do playing with toys indoors, sitting online, or even watching TV.
When they're not outside with half the neighborhood, the toys & activities my kids prefer to play with run the gamut, so I do have to eyeball more
than just TRU to cover the interests of both.
For example, my older kid loves Monster High and will play with her dolls & dollhouse often. I can get that just about anywhere, but TRU sometimes has
things less frequently carried elsewhere. However, she's also an artist and is VERY PICKY about her materials' quality. Therefore, some of our
"playtime" art supplies aren't pulled from the Crayola isle, but rather, an actual arts & crafts store like Joann or Michael. I'm not going to find
Winsor & Newton paints in TRU, nor will I find her Prismacolor pencils there.
My younger kid is fairly easy to pick toys for -- if it's Star Wars, a superhero, a dinosaur, a car, or outright nerdy, she will love it (dolls, no so
much) For that, TRU is a great one-stop kind of place if we're willing to pay a premium on common brands. If we're not, we can usually find the same
thing at Meijer, it's just a choice between distance or price.
If it's an oddly specific toy request, such as a very specific dinosaur nobody carries or unusual animal toy, then I hit up Amazon. It's a sure bet
they'll have it, and at a reasonable price.
The one thing TRU was great for was picking out their bikes. They've always managed to get exactly what they love & can feel dedicated to maintaining.
As my younger kid says, it's not just a bike, it takes care of you if you love it & take care of it back (yes, this kid washes and waxes her
I don't think it's a universal retreat (so to speak) from playing with toys due to only electronics today, because I think it's a highly
regional/locality thing that isn't all that new. In Florida, most kids started staying indoors in the late 90's onward thanks to game consoles and

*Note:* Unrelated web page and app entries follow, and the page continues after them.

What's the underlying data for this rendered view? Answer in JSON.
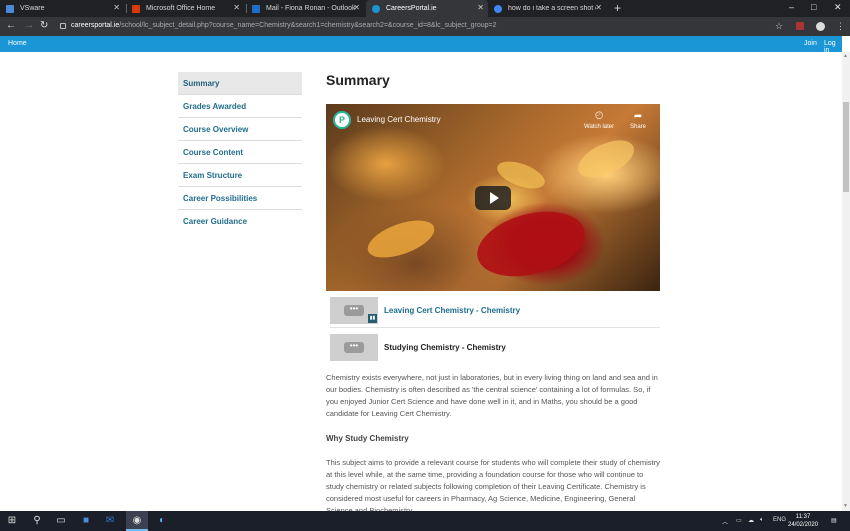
{
  "browser": {
    "tabs": [
      {
        "label": "VSware",
        "color": "#4b8bd6"
      },
      {
        "label": "Microsoft Office Home",
        "color": "#d83b01"
      },
      {
        "label": "Mail - Fiona Ronan - Outlook",
        "color": "#1f6fc5"
      },
      {
        "label": "CareersPortal.ie",
        "color": "#1a96d6"
      },
      {
        "label": "how do i take a screen shot on a",
        "color": "#4285f4"
      }
    ],
    "new_tab": "+",
    "window_controls": {
      "minimize": "–",
      "maximize": "□",
      "close": "✕"
    },
    "url": {
      "host": "careersportal.ie",
      "path": "/school/lc_subject_detail.php?course_name=Chemistry&search1=chemistry&search2=&course_id=8&lc_subject_group=2"
    }
  },
  "site": {
    "nav": {
      "home": "Home",
      "join": "Join",
      "login": "Log in"
    },
    "accent": "#1a96d6",
    "side_menu": [
      "Summary",
      "Grades Awarded",
      "Course Overview",
      "Course Content",
      "Exam Structure",
      "Career Possibilities",
      "Career Guidance"
    ],
    "summary_title": "Summary",
    "video": {
      "logo": "P",
      "title": "Leaving Cert Chemistry",
      "watch_later": "Watch later",
      "share": "Share"
    },
    "related": [
      {
        "title": "Leaving Cert Chemistry - Chemistry",
        "thumb": "•••",
        "badge": "▮▮"
      },
      {
        "title": "Studying Chemistry - Chemistry",
        "thumb": "•••"
      }
    ],
    "intro": "Chemistry exists everywhere, not just in laboratories, but in every living thing on land and sea and in our bodies. Chemistry is often described as 'the central science' containing a lot of formulas. So, if you enjoyed Junior Cert Science and have done well in it, and in Maths, you should be a good candidate for Leaving Cert Chemistry.",
    "why_heading": "Why Study Chemistry",
    "why_text": "This subject aims to provide a relevant course for students who will complete their study of chemistry at this level while, at the same time, providing a foundation course for those who will continue to study chemistry or related subjects following completion of their Leaving Certificate. Chemistry is considered most useful for careers in Pharmacy, Ag Science, Medicine, Engineering, General Science and Biochemistry."
  },
  "taskbar": {
    "tray": {
      "lang": "ENG"
    },
    "time": "11:37",
    "date": "24/02/2020"
  }
}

cable TV. The high heat and humidity also didn't help much, nobody really WANTED to be outside when it was 95 degrees with 80% humidity in the summer
(which down there is like most of the year)

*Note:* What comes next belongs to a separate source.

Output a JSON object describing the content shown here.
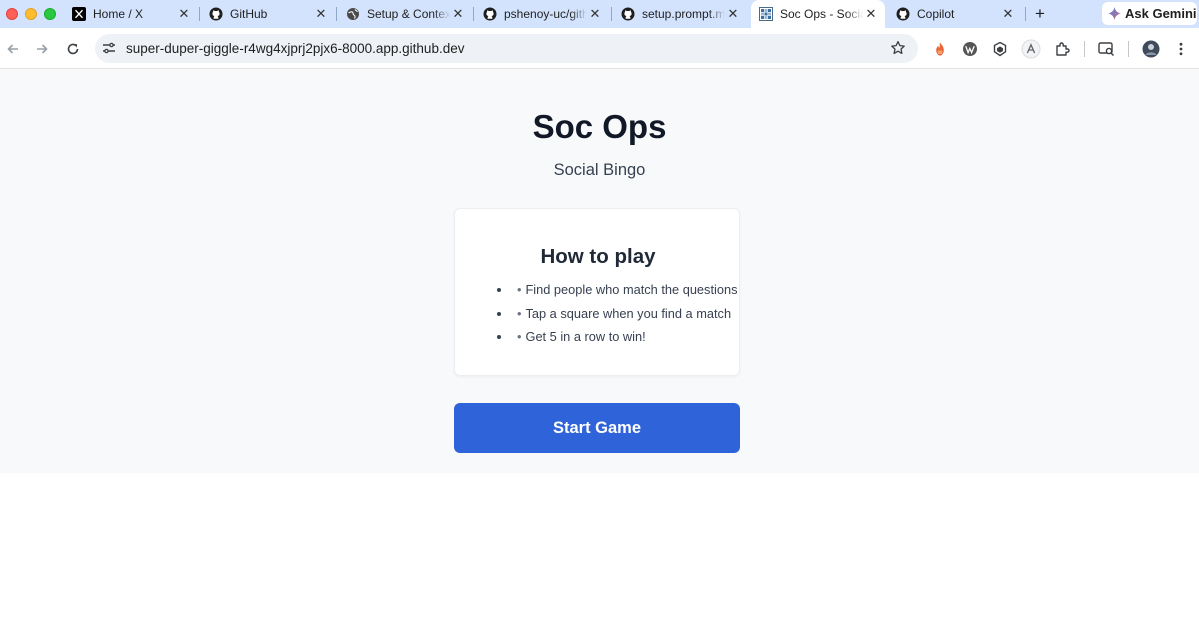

I think I stopped playing with toys in general around 10 or 11, I simply lost all interest. Aged out of toys, I suppose.
Kids down there today still play games & watch the boob tube for pretty much the same climate & aging-out reasons now.
Up here in MI in my area, kids sitting on their ass inside all day is looked at oddly. There's really no high heat & humidity excuse, save for maybe a

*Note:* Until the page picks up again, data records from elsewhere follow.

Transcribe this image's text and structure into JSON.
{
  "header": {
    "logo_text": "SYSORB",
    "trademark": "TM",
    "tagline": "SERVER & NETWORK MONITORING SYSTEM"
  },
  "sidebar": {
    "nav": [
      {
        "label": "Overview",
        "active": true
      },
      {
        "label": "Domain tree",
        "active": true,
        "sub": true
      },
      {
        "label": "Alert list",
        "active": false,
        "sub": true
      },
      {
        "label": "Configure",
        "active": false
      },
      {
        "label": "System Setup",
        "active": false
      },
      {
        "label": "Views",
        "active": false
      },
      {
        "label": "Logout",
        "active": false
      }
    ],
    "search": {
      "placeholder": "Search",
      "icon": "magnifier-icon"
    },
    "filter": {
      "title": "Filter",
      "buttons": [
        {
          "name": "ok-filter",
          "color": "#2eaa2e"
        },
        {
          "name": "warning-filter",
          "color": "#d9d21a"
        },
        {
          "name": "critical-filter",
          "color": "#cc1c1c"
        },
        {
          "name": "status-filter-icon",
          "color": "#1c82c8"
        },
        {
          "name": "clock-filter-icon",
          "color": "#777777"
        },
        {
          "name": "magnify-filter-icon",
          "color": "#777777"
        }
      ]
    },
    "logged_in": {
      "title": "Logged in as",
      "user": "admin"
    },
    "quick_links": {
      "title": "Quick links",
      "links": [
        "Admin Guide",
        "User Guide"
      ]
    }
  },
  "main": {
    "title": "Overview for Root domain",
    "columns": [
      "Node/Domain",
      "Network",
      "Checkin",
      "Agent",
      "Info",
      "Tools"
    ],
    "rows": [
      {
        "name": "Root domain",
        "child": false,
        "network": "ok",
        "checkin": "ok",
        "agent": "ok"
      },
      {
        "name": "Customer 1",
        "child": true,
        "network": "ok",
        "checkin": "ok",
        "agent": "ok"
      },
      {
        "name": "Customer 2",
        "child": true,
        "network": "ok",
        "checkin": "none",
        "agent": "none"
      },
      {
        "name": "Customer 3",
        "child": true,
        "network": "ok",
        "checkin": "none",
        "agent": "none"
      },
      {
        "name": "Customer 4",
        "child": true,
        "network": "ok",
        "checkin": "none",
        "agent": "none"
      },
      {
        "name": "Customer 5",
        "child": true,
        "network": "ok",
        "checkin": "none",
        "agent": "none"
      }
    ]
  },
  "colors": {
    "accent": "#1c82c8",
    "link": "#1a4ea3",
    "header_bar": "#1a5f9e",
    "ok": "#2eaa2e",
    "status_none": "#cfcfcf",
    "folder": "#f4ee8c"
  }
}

week or two of it spread out over the summer, at most
. The kids around me are expected to go outside, enjoy the day, and socialize with their
peers, not hunker down inside with their toys. An example of that mindset being one kid down the block mine play with says her mom and dad say kids
should make their own fun outside, and her toys are for between bath time & bedtime while hair dries. Whatever works. And to be honest, I kind of
agree -- we have a major childhood obesity problem going on in this country. We should be encouraging more active play, not nudging kids into a play
room/bedroom with toys all day to stay out of the adults' hair. Both forms of play ARE developmentally important, but it's highly disproportionate now
with sedentary play being far too commonplace.
edit on 9/18/2017 by Nyiah because: (no reason given)